TINARIWEN, Aman Iman: Water is Life (World Village/Harmonia Mundi): The specters of John Lee Hooker, Jimi Hendrix and late countryman Ali Farka Touré arise from the propulsive, trance-inducing grooves generated by this rocking band of nomadic Tuareg rebels from Mali who famously picked up guns, then Stratocasters to fight for their Tamashek people’s rights, and who are making some of the most rhythmically compelling music to emerge from Africa since Fela Kuti. But their long, loping rhythms and alternately melodic and slashing guitar leads are all their own on 12 songs calling for unity while depicting the loneliness of exile, the beauty and brutality of the Sahara. Words chanted by the enthralling ensemble may be foreign, but the music is utterly magnetic.
RY COODER, My Name is Buddy (Nonesuch): Cooder follows 2005’s brilliantly kaleidoscopic street opera “Chavez Ravine” with folksier commentary, weaving together folk, blues, soul, bluegrass, conjunto and jazz threads in songs augmented in liner notes by mini-folk tales and Vincent Valdez’s black-and-white illustrations. The titular character’s a red cat whose hard-times rambles draw inescapable comparisons between Depression-era politics and contemporary conflicts; symbolism occasionally gets heavy-handed (e.g., “J. Edgar,” about a pig). Humor makes more effective points on “One Cat, One Vote, One Beer,” though longtime compadres like Van Dyke Parks, Jim Keltner, Flaco Jimenez, Mike and Pete Seeger, mandolinist Roland White, soul singers Terry Evans and Bobby King keep things interesting.
THE ROCHES, Moonswept (429 Records): Perennially spun in East Coast college dorms alongside Dylan, Joni and the Dead, the harmonious siblings return after a decade’s hiatus to warble tunefully about love, family and connection. “It’s the simple thing that matters,” Suzzy proclaims in “Us Little Kids.” Newcomers may crave more edge, though longtime fans will embrace their tartly smooth blend.
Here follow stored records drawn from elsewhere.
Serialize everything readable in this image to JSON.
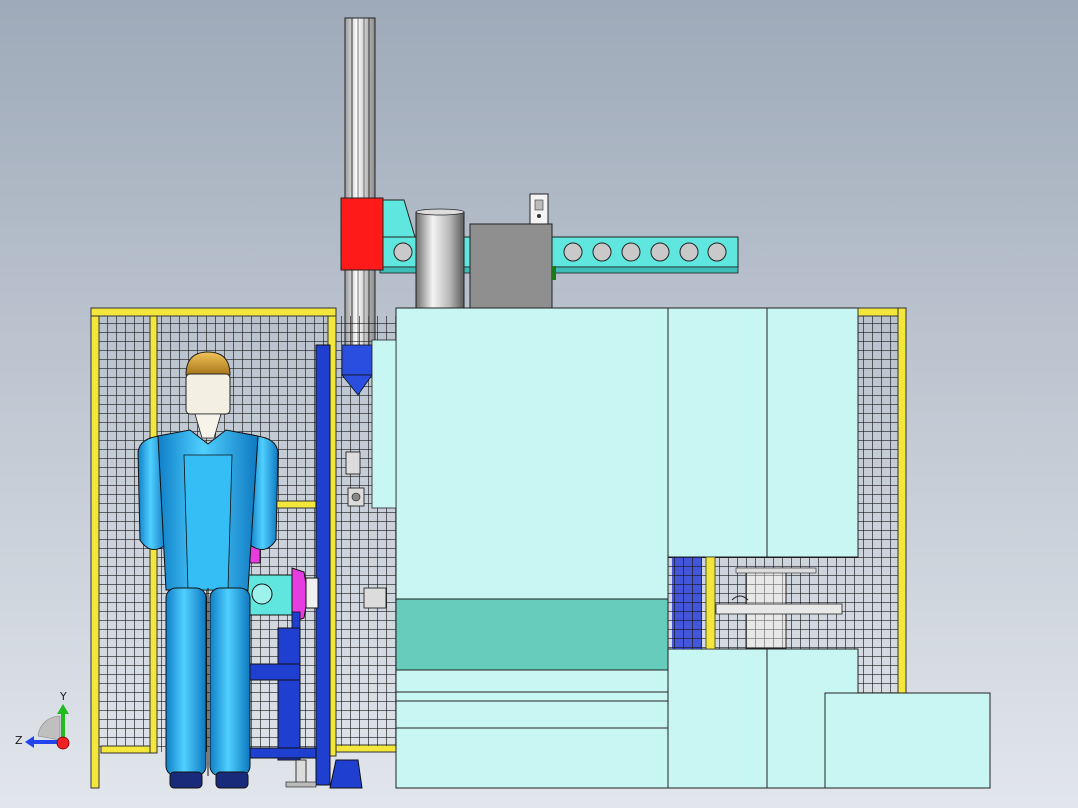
{
  "view": {
    "background_top": "#9eaab9",
    "background_bottom": "#e2e6ec"
  },
  "colors": {
    "cabinet": "#c8f7f3",
    "cabinet_band": "#66ccbb",
    "fence_yellow": "#f2e73a",
    "mesh": "#1c1c1c",
    "column_steel": "#e4e4e4",
    "carriage_red": "#ff1a1a",
    "beam_cyan": "#5fe6df",
    "motor_gray": "#8f8f8f",
    "drum_gray": "#c4c4c4",
    "frame_blue": "#1e3fd0",
    "operator_suit": "#22aaee",
    "helmet_gold": "#d7a23a",
    "magenta_part": "#e63ce0"
  },
  "triad": {
    "y_label": "Y",
    "z_label": "Z",
    "y_color": "#22bb22",
    "z_color": "#2244ee",
    "origin_color": "#ee2222"
  },
  "icons": {
    "view_triad": "axis-triad-icon"
  }
}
Lucy Wainwright Roche’s bittersweet “Long Before” bodes well for the future, but Paranoid Larry’s “Jesus Shaves” and “No Shoes” best emblemize the Roches’ mix of whimsy and heart: “I had no butt and I complained about it all until I met a man who had no balls.” In stores Tuesday.
JIMMY MCINTOSH, Orleans to London (Arizona Club): Veteran axe slinger McIntosh trades some funky, rocking leads with Rolling Stone Ron Wood and “Hot Rod” Jeff Beck on this mostly instrumental treat for guitar geeks. Art, Cyril and Ivan Neville also add to the party, with Ivan’s soulful vocals making the overworked metaphor of “It Was a Virus” sound a whole lot better than it deserves. Forty-five percent of CD sales profits will reportedly help the Neville family recoup losses sustained during Hurricane Katrina.